The vast majority of visitors to Skagway arrive on cruise ships these days. There are a limited number of options for RV (or tenters) in Skagway. If you're approaching by road, you're going to approach from the north via Canada. US Customs was quick and easy although she did ask about pork products which certainly caught us by surprise. We listed them, she smiled, and said to enjoy our stay in Skagway.
Skagway as we know it exists because of the Klondike Gold Rush, and the town still leverages that experience for their existence.
The vast majority of the buildings in the downtown area date to the gold rush.
The city owns and operates two RV Parks and a free campground located 11 miles out of town, not far from the National Park operated campground. We made reservations several weeks in advance for Pullen Creek. We chose this one because it was
sandwiched between the primary cruise ship dock
and the train station, just a couple blocks from downtown.
Even better, it had views of the glacier on clear days.
As a train buff, we hit the jackpot. The White Pass railway recently completed the overhaul of their steam engine and operated it a few days a week, including one of the days we were there. The narrow gauge White Pass railway also dates to the gold rush era. It's now owned and operated by Carnival Corporation.
One day we drove out to Dyea. Once the location of a large settlement at the head of the Chilkoot trail, it's been taken over by forest.
This is the only piece of structure left in the town site although there are lots of built up spots where buildings once stood.
We did get to the start of the Chilkoot Trail and talked about the logic of even considering it at our ages.
We even sat in on the daily briefing for folks with permits to hike the trail,
but a review of the trail profile and distances between permitted camps crossed it off our list. I'm still interested in going as far as the Scales on an out & back but haven't researched if that's an option or not.
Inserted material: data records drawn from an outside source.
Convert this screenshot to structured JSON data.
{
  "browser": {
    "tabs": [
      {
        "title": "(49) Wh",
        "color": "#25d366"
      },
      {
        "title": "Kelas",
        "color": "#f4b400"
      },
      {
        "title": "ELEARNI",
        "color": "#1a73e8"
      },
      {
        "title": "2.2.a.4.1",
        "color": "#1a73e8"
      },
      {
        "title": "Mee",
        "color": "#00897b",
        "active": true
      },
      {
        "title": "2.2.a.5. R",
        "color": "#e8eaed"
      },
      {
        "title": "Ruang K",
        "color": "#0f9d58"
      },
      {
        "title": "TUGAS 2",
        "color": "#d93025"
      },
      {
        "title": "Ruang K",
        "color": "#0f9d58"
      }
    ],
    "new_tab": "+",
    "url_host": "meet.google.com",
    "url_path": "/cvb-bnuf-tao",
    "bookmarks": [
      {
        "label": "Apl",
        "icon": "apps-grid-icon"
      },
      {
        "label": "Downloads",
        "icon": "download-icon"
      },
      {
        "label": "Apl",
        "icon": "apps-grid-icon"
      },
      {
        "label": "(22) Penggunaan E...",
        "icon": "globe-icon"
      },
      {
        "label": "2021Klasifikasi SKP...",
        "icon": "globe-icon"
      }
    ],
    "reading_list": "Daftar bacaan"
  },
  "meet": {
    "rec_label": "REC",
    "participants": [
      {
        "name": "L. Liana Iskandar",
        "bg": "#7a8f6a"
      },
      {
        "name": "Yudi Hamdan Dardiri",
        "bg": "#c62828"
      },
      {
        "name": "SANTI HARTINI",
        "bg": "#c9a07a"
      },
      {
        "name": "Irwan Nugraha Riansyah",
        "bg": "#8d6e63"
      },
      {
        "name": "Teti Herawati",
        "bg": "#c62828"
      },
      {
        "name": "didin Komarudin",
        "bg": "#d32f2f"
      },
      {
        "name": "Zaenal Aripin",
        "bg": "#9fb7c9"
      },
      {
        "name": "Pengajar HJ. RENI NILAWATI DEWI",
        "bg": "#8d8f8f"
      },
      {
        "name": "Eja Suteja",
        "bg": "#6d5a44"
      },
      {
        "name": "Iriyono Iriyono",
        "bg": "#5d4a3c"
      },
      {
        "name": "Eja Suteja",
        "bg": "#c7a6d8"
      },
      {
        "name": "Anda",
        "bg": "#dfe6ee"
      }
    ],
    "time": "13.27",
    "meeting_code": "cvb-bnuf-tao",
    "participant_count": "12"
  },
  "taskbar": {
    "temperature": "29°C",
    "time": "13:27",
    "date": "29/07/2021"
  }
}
Another day we wandered through the gold rush era cemetery. The town has done a lot of research on the graves here, and placed wooden markers at known graves. The infamous Soapy Smith is buried just outside the cemetery but the man that killed him has the largest marker in the cemetery. Something about the "wild west!"
We walked past the cemetery to the waterfalls, in part because there was a geocache located there. After locating the cache and signing the fresh log that the cache owner had just replaced, we wandered back down the hill to check out more of the cemetery.
At one of the markers, I noticed what appeared to be a geocache laying at the base of the marker. Inside was a log sheet for the cache that we'd just located at the waterfall. Turns out this one went missing a couple years ago and was replaced at it's correct coordinates. Meanwhile, someone moved this container over 550 feet away from the correct coords. After correspondence with the cache owner, this one has now been removed and may be reused in Arizona just because...